### DATA SUPPLIED
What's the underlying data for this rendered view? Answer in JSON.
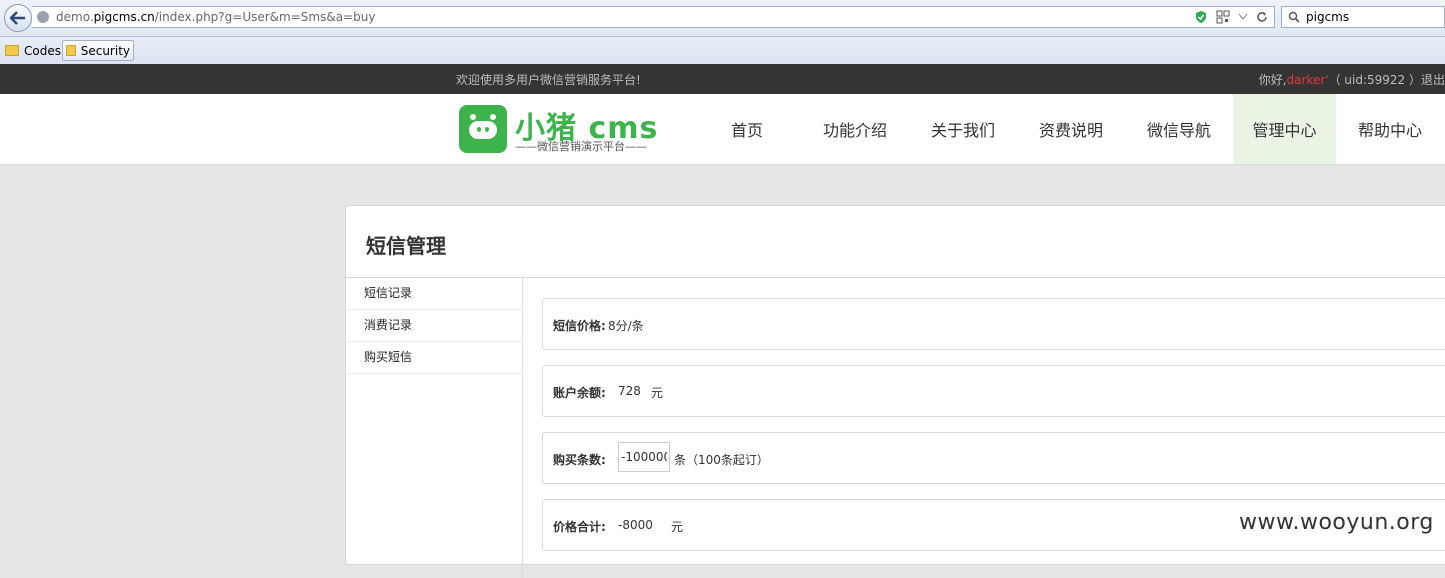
{
  "browser": {
    "url_prefix": "demo.",
    "url_domain": "pigcms.cn",
    "url_path": "/index.php?g=User&m=Sms&a=buy",
    "search_value": "pigcms",
    "bookmarks": [
      {
        "label": "Codes"
      },
      {
        "label": "Security"
      }
    ]
  },
  "topbar": {
    "welcome": "欢迎使用多用户微信营销服务平台!",
    "greeting": "你好,",
    "username": "darker'",
    "uid": "（ uid:59922 ）",
    "logout": "退出"
  },
  "logo": {
    "title": "小猪 cms",
    "subtitle": "——微信营销演示平台——"
  },
  "nav": [
    {
      "label": "首页"
    },
    {
      "label": "功能介绍"
    },
    {
      "label": "关于我们"
    },
    {
      "label": "资费说明"
    },
    {
      "label": "微信导航"
    },
    {
      "label": "管理中心"
    },
    {
      "label": "帮助中心"
    }
  ],
  "page": {
    "title": "短信管理",
    "sidebar": [
      {
        "label": "短信记录"
      },
      {
        "label": "消费记录"
      },
      {
        "label": "购买短信"
      }
    ],
    "price": {
      "label": "短信价格:",
      "value": "8分/条"
    },
    "balance": {
      "label": "账户余额:",
      "value": "728",
      "unit": "元"
    },
    "quantity": {
      "label": "购买条数:",
      "value": "-100000",
      "suffix": "条（100条起订）"
    },
    "total": {
      "label": "价格合计:",
      "value": "-8000",
      "unit": "元"
    }
  },
  "watermark": "www.wooyun.org",
  "colors": {
    "brand_green": "#3cb44b",
    "username_red": "#e53935",
    "topbar_bg": "#343434"
  }
}
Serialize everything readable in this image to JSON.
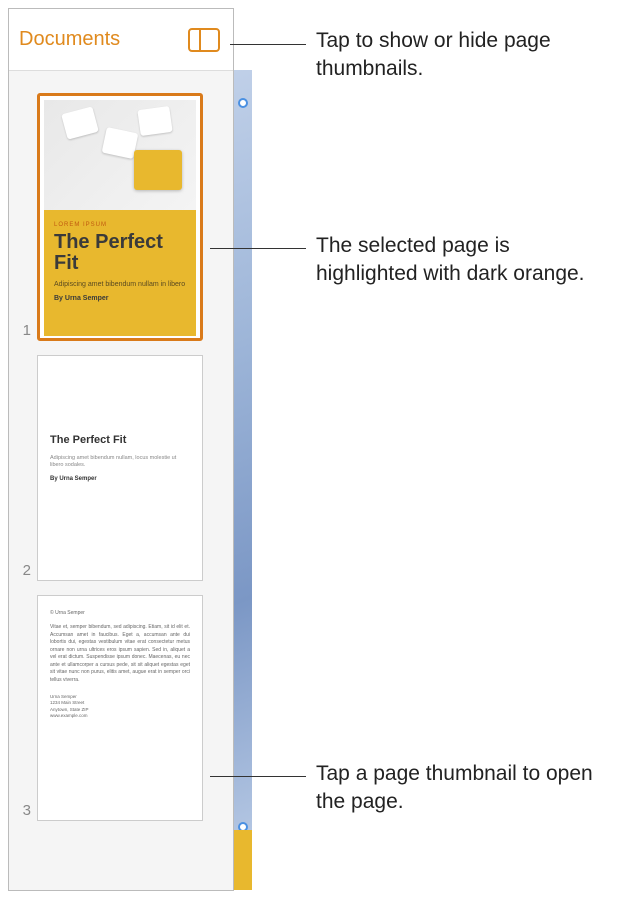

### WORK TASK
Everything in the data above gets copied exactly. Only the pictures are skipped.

### YOUR RESPONSE
What's the underlying data for this rendered view? Answer in JSON.
{
  "browser": {
    "url_prefix": "demo.",
    "url_domain": "pigcms.cn",
    "url_path": "/index.php?g=User&m=Sms&a=buy",
    "search_value": "pigcms",
    "bookmarks": [
      {
        "label": "Codes"
      },
      {
        "label": "Security"
      }
    ]
  },
  "topbar": {
    "welcome": "欢迎使用多用户微信营销服务平台!",
    "greeting": "你好,",
    "username": "darker'",
    "uid": "（ uid:59922 ）",
    "logout": "退出"
  },
  "logo": {
    "title": "小猪 cms",
    "subtitle": "——微信营销演示平台——"
  },
  "nav": [
    {
      "label": "首页"
    },
    {
      "label": "功能介绍"
    },
    {
      "label": "关于我们"
    },
    {
      "label": "资费说明"
    },
    {
      "label": "微信导航"
    },
    {
      "label": "管理中心"
    },
    {
      "label": "帮助中心"
    }
  ],
  "page": {
    "title": "短信管理",
    "sidebar": [
      {
        "label": "短信记录"
      },
      {
        "label": "消费记录"
      },
      {
        "label": "购买短信"
      }
    ],
    "price": {
      "label": "短信价格:",
      "value": "8分/条"
    },
    "balance": {
      "label": "账户余额:",
      "value": "728",
      "unit": "元"
    },
    "quantity": {
      "label": "购买条数:",
      "value": "-100000",
      "suffix": "条（100条起订）"
    },
    "total": {
      "label": "价格合计:",
      "value": "-8000",
      "unit": "元"
    }
  },
  "watermark": "www.wooyun.org",
  "colors": {
    "brand_green": "#3cb44b",
    "username_red": "#e53935",
    "topbar_bg": "#343434"
  }
}
Serialize everything readable in this image to JSON.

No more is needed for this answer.